* **Raw data**:
══════════════════════════════
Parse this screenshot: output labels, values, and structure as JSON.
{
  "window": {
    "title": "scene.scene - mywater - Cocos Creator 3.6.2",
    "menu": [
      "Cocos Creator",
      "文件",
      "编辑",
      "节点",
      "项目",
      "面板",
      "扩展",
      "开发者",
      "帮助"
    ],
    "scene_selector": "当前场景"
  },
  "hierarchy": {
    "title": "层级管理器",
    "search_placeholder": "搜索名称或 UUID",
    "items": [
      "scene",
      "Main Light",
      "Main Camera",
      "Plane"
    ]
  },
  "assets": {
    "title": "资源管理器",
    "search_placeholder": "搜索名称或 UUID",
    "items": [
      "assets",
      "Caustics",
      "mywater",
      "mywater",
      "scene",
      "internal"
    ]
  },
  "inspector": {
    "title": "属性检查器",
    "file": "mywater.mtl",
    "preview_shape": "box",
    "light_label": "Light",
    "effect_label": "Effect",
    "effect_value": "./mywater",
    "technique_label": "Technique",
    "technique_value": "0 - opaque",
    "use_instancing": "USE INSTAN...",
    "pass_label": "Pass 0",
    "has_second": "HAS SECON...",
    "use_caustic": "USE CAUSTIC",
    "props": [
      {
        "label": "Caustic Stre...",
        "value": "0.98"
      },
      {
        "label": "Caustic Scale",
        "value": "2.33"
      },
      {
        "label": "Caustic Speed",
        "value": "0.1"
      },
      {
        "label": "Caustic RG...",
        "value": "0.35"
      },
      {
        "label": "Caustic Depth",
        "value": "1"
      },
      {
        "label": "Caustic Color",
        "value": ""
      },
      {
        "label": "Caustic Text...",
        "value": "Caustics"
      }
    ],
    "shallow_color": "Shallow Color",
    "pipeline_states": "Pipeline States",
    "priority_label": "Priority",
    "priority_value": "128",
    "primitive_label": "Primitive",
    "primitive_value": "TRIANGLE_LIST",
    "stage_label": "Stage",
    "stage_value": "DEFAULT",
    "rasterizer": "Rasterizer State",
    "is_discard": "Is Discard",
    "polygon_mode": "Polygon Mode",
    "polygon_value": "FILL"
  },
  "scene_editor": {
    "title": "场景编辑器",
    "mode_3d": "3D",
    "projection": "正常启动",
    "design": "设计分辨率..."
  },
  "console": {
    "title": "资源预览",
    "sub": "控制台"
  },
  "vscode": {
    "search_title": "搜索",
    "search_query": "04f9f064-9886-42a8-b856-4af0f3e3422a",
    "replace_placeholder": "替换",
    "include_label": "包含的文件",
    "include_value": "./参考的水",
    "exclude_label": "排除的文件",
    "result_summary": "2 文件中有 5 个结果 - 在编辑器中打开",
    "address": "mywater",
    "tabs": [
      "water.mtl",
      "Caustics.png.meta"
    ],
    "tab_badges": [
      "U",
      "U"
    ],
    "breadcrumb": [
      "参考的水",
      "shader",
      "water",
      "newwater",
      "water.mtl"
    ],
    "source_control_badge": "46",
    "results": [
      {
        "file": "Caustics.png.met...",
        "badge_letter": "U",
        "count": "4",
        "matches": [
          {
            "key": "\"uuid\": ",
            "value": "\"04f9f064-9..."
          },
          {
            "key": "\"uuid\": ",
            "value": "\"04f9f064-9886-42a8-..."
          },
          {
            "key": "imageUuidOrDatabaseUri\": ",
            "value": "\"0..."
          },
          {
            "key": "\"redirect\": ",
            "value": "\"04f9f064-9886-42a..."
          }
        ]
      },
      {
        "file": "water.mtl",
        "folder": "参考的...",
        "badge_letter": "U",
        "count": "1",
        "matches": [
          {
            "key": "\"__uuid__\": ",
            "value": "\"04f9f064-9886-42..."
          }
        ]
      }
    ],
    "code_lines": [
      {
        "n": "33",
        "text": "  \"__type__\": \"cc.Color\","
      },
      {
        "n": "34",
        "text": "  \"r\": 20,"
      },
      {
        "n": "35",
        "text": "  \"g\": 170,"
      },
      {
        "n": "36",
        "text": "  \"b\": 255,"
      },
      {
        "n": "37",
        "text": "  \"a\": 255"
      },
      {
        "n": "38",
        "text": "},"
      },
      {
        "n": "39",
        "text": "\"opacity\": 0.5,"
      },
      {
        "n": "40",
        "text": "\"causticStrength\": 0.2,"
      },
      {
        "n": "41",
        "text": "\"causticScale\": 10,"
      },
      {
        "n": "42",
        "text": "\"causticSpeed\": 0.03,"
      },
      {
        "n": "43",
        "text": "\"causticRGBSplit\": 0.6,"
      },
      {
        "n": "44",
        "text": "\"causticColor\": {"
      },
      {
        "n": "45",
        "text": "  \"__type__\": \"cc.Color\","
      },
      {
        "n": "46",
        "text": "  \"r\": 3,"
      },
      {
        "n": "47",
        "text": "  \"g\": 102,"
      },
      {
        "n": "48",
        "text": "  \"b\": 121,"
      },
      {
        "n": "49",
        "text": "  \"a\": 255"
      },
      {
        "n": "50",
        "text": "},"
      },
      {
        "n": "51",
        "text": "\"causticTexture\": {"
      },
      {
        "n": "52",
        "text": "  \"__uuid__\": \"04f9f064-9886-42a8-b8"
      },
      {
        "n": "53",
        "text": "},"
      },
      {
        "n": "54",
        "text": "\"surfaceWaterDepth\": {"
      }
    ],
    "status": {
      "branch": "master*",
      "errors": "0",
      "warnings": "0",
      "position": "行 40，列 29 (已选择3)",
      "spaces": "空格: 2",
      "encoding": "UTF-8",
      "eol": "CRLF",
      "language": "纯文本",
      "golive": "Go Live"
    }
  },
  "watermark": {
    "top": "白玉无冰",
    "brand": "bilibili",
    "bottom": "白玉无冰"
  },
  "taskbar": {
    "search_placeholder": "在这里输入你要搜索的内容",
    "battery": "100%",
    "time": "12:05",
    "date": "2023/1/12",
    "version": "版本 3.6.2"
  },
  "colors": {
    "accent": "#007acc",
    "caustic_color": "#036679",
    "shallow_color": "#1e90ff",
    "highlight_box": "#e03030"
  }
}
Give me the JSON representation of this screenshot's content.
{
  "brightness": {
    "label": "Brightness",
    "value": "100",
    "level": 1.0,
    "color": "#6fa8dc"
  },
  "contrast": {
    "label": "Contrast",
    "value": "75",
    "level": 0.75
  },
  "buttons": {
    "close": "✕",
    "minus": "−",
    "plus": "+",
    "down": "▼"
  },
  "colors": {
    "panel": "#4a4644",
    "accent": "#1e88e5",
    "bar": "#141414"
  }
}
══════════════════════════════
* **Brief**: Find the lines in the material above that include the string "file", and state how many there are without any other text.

* **Response to this task**: 3